I am proud of my publication record. It is true I publish a lot. In some years I published more than the entire Victoria University economics department of twenty or so economists (although perhaps my average quality was lower). When the research performance of economics departments was assessed in the Performance Based Research Funding assessment of 2004, Victoria University’s came second to bottom equal – bottom if AUT, transforming itself from polytechnic to university, is excluded. I am not saying I would have made any great difference but there was not a research culture in the department which, no doubt, is one reason why I was not of interest. (Philpott’s research work did not get the support it deserved after he retired, the department missing the opportunity to be world significant.)

Being ‘controversial’ puzzled me more. Being publicly prominent is not the same thing, while disagreeing with the conventional wisdom should not be a handicap for a university position. (Mind you, I did not really become as outspoken against the Rogernomic extremists until later – not until I was absolutely convinced that their theories did not stack up. Right from the beginning I thought they were wrong, or perhaps they knew something I did not. I spent a long time reading their papers and thinking about what they were doing, before I was confident that I had not overlooked something, that they did not have any insight I had not, and they were just plain wrong.)

Moreover, the McCarthy Professor had traditionally had a role of speaking in public, although that has not been true for Philpott’s successors. Perhaps the university had been badly burnt by the Opening of the Books episode and was fearful of my adding to the fire. That would be ironic, because I kept out. (I do not think I was punished for not supporting them.)

That is the way I saw my rejection then. I now wonder additionally, that I was seen as ‘controversial’ was a code for a belief I had improperly criticised Deane. However it is not clear who knew that or how they might have been that found out. Deane was not on the selection panel.

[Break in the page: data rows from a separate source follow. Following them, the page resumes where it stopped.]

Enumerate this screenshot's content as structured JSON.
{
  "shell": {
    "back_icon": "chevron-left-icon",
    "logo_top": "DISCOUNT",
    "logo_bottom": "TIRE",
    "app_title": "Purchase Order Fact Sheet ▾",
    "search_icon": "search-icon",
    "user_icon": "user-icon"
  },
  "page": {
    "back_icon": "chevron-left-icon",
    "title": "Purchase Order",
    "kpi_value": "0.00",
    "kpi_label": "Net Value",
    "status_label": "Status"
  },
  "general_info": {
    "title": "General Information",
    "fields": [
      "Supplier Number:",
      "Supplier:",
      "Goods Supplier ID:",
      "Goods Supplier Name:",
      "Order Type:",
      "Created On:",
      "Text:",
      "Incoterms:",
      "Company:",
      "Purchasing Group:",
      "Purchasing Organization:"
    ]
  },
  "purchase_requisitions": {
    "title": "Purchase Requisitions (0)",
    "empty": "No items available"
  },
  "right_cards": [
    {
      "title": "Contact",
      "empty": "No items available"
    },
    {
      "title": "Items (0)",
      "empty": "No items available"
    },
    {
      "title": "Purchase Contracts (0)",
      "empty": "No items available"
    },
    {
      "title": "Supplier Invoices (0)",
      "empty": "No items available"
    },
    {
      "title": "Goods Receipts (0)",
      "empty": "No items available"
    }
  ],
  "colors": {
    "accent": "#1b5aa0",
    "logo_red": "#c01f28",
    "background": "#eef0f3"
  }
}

To add to the oddity of the story, over the next few weeks after my rejection I bumped into various Victoria University economists. More than half of the department said they regretted my not being short listed. Someone (or some minority) on the panel may have had a veto, for at issue was only whether I would go into the last six for final consideration. (I had worked out what I would say to university economists. ‘New Zealand was in an almost unique experiment of market liberalisation. Let’s build a research program around it, just as built a research team at the NZIER. One’s views of the liberalisation would not matter. Any controversy would have sharpened our understanding. The research program would be of interest to the world and raise the status of the department in world terms.’ Alas the wonderful opportunity was ignored, the research never happened – Alan Bollard’s work being an exception – and no New Zealand economics department has a really international standing on the basis of a distinctive research program on what is arguably an internationally unique experience.)

The story of my struggle to survive as a researcher does not really belong here. Sufficient to say I am proud of my publications list, my contribution to research, including the provision of a critically constructive perspective on others’ economics. Some of it has led to better policy and, even more importantly, to a better policy framework, as future intellectual historians may judge.

And of course I have maintained my contribution to public education and discourse especially through the fortnightly Listener columns which in part, have been a vehicle for the transmission of my research (and the research of others – foreign and New Zealand) into the public arena. I am included in Lawrence Simmon’s book on public intellectuals in New Zealand, Speaking Truth to Power.

Twenty years after Deane thought he heard what proved to be a false claim, I was made a Distinguished Fellow of the New Zealand Association of Economists, the only independent scholar to be thus far honoured.

Footnote: An earlier version of this report was shown to Deane in January 2009 and he was invited to comment. He chose to turn down the opportunity.